9 November 2023

Exercise & Sports Science Australia (ESSA) has been made aware that there was a web page and fact sheet produced by another professional association which includes misleading information about the scope of practice of Accredited Exercise Physiologists (AEPs). As the peak professional association and accrediting body for AEPs, ESSA was not contacted or consulted in the production of this information.

Accredited Exercise Physiologists undertake a minimum four-year university degree which includes the most in-depth and extensive training of any profession in clinical exercise treatment in Australia.

ESSA always welcomes collaboration with other professions in the name of health promotion, health literacy and patient-centred care. We advocate for a multidisciplinary team approach, and we thrive in team-based environments.

Exercise physiology is a fast-growing profession that creates positive impact on health outcomes and delivers value for money in the health system. It’s surprising that this professional association feels the need to compare to AEPs, when other professional associations can see the benefits of working collaboratively to achieve positive health outcomes.

Scope of practice

The presentation of standards and scopes of practice is a matter for the profession concerned and it is inappropriate for another profession to assume this responsibility. As the accrediting body for exercise physiologists, it is therefore of grave concern that this information was produced without ESSA’s consultation and endorsement.

There are several elements of the fact sheet produced that are framed in a negative way for exercise physiology and the information presented is incomplete. The lack of completeness about the presentation of this fact sheet, leads to inferences that the work of exercise physiologists could be viewed as unsafe because of the regulatory framework utilised. There is no explanation of what is actually in place to ensure quality and integrity or how this works.

It's pertinent for any professional body to responsibly produce unbiased, evidence-based information for public viewing. ESSA is extremely disappointed that this association has not collaborated to ensure the production of this material. ESSA has reached out previously with an offer to collaborate on a similar document, which was rejected. At the time, the concerns raised by this association included that it was inappropriate for one profession to comment on the scope of another. There appears to have been a shift in this thinking where this association now feels emboldened to present a fellow allied health profession in a negative way.

Regulation for accredited exercise professionals

Accredited Exercise Physiologists are not registered with The Australian Health Practitioner Regulation Agency (AHPRA) because the risk to the public through their professional practice is low and therefore the government does not need to take on this added regulatory burden.

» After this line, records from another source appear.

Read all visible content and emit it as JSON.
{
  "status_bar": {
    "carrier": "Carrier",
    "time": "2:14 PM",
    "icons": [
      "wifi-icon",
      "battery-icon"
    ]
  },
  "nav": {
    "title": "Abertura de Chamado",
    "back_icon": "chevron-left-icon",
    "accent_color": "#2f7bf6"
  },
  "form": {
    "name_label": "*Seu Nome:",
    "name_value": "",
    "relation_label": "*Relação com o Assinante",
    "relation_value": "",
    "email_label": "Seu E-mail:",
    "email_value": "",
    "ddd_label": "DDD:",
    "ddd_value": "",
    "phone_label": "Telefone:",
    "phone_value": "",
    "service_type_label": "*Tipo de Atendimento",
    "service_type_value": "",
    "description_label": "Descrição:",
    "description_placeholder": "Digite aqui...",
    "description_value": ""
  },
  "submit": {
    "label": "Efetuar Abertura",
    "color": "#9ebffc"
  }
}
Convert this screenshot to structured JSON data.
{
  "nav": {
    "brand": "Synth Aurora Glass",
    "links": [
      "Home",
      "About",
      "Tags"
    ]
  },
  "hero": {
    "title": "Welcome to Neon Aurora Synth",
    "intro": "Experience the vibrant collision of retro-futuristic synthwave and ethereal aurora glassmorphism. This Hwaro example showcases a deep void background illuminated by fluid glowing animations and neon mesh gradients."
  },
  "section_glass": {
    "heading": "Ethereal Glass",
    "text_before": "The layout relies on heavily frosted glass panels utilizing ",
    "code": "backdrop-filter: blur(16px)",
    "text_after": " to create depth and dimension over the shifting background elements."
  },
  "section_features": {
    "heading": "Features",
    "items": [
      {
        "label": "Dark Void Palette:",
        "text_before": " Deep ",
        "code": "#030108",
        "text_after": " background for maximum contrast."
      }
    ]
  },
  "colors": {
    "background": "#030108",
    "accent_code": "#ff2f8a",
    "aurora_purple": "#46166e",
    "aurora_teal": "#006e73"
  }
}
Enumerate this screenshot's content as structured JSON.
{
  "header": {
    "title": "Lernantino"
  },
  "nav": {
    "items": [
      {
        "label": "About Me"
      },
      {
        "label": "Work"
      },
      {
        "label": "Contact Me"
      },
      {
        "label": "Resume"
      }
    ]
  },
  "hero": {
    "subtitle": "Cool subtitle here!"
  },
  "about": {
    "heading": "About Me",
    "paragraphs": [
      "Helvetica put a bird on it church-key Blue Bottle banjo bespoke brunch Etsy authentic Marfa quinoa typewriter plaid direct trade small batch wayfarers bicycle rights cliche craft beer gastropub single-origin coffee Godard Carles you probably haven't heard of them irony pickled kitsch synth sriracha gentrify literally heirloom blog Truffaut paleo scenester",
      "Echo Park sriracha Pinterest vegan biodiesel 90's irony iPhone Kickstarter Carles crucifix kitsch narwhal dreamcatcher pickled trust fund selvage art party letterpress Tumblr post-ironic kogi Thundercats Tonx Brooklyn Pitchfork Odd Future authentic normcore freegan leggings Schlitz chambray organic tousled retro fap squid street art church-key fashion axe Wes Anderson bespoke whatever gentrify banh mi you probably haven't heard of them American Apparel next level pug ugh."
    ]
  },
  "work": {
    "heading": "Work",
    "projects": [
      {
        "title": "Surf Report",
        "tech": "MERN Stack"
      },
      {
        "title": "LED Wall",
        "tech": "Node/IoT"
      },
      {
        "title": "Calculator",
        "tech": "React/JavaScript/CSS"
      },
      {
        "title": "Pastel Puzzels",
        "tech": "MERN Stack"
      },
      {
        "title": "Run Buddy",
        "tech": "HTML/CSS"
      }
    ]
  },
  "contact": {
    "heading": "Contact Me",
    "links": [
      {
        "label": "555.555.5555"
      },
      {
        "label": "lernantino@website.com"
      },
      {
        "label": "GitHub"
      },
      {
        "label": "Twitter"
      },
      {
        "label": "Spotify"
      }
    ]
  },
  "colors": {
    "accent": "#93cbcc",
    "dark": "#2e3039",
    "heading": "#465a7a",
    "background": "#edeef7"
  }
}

ESSA adheres to the standards set by an independent body, the National Alliance of Self-Regulating Health Professions (NASRHP). NASRHP aims to facilitate national consistency in quality and support for self-regulating health professionals and satisfy national and jurisdictional regulatory requirements, and sets standards that closely align with those implemented by AHPRA.

ESSA and the NASRHP provides assurance to patients they are receiving a quality service from a certified health professional.

What’s next?

ESSA will continue to work with Government, NDIS, Aged Care, private health insurers, hospitals and the community to ensure that all populations benefit from the delivery of clinical exercise. We will also continue offer to collaborate in the development of accurate information that will support consumers, referrers and funders to understand the different roles allied health professions have in the health care system and how we can achieve patient-centred care through effective interprofessional practice.

There is a health workforce shortage in Australia. Producing unhelpful, misleading information of this nature adds confusion, places further burden on patients, impacting the allied health care professionals trying to make a difference. Rather than taking a functional, holistic approach to patient care, information presented in this way takes a micro lens to addressing a macro issue.

ESSA seeks a public apology and retraction of this content from this professional association for misleading Australian consumers, referrers and funders of healthcare.